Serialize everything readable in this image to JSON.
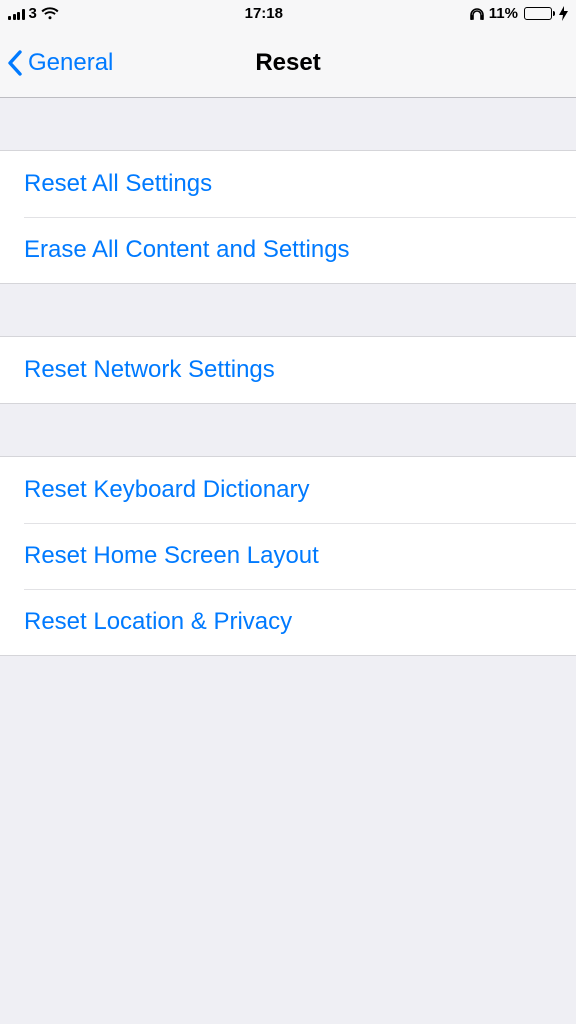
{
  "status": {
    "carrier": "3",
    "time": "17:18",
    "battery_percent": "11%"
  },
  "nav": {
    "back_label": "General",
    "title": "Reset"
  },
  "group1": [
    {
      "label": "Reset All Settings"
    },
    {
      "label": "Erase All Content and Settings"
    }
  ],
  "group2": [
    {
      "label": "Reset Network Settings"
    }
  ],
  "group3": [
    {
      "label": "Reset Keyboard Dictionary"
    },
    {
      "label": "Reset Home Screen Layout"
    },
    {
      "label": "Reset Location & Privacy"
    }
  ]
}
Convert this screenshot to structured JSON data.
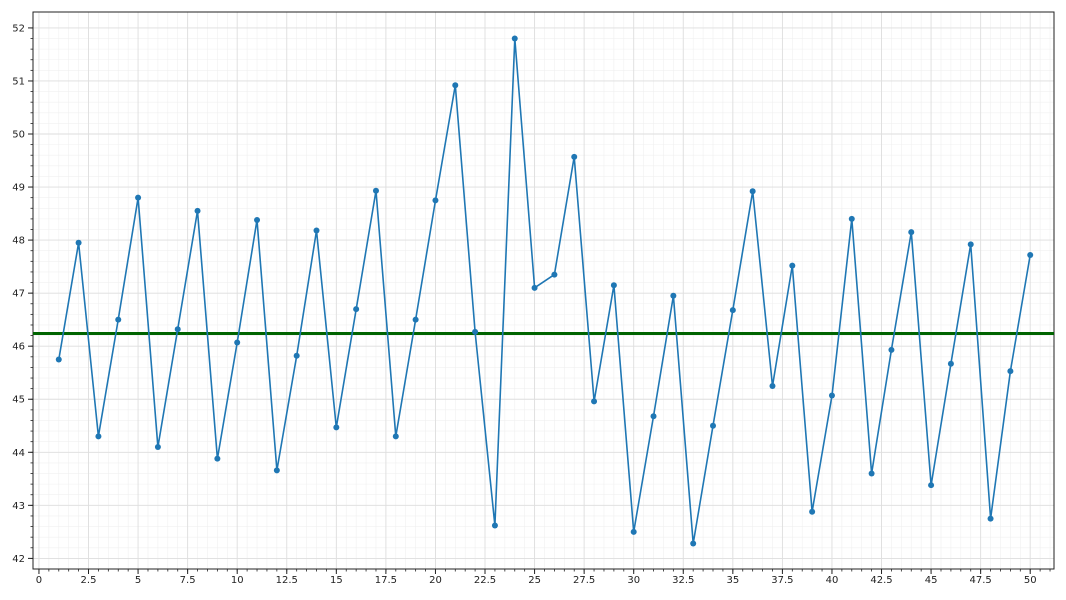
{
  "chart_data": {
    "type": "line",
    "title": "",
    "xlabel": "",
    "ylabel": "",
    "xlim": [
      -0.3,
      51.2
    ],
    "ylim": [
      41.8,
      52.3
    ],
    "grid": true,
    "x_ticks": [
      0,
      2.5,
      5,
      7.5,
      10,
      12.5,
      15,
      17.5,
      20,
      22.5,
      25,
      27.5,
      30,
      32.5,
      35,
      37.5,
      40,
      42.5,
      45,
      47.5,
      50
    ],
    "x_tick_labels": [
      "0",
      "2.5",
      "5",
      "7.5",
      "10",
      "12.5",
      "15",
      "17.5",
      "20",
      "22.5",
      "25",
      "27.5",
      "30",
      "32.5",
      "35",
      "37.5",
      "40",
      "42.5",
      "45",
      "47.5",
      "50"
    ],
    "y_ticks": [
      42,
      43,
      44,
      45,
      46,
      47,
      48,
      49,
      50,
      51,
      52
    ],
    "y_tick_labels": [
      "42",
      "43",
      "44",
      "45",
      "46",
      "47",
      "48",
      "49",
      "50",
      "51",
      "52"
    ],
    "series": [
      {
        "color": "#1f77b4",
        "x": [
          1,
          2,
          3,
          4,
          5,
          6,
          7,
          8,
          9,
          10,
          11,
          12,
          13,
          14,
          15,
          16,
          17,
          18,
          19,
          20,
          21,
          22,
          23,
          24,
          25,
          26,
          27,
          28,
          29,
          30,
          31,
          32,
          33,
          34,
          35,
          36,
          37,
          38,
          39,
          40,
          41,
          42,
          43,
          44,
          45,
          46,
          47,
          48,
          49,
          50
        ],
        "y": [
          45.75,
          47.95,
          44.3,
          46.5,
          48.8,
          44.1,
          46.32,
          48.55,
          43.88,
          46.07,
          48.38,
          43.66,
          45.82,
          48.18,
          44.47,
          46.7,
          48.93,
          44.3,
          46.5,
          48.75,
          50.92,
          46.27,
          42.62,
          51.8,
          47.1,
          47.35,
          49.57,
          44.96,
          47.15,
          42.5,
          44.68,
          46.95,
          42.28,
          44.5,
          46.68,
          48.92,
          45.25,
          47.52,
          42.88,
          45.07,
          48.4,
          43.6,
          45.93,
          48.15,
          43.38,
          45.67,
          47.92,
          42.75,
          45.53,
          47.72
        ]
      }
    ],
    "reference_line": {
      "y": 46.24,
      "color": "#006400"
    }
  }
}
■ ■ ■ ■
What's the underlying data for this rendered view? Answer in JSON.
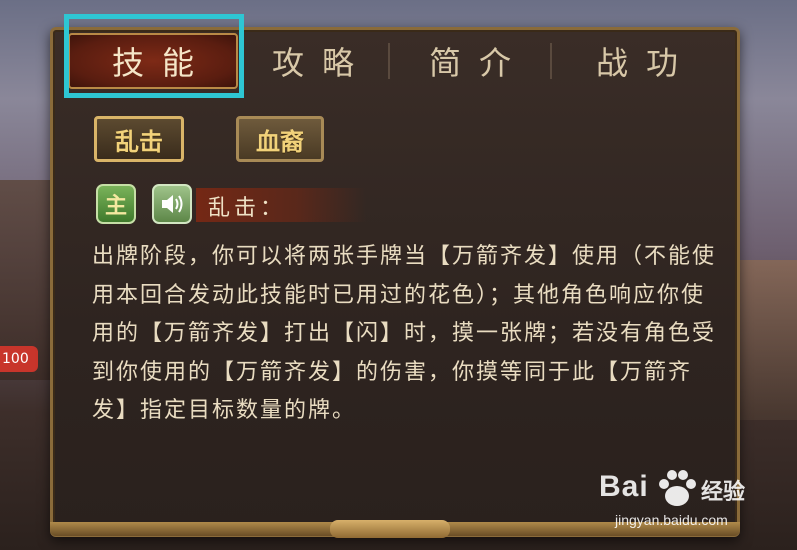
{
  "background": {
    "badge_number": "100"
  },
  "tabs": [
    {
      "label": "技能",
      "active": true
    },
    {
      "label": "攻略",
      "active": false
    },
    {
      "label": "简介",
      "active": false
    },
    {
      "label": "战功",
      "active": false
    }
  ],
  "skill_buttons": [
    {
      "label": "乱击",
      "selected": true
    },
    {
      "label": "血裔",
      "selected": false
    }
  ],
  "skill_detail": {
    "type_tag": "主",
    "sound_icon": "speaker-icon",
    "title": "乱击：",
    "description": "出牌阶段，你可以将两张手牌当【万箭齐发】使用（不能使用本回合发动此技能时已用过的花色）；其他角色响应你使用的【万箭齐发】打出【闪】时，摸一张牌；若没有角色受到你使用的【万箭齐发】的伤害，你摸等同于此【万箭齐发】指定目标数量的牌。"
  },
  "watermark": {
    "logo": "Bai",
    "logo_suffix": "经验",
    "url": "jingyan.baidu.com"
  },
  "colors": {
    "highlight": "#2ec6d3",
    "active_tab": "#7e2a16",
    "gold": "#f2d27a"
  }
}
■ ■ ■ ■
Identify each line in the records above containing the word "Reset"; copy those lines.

(Reply to the exercise)
    "title": "Reset"
      "label": "Reset All Settings"
      "label": "Reset Network Settings"
      "label": "Reset Keyboard Dictionary"
      "label": "Reset Home Screen Layout"
      "label": "Reset Location & Privacy"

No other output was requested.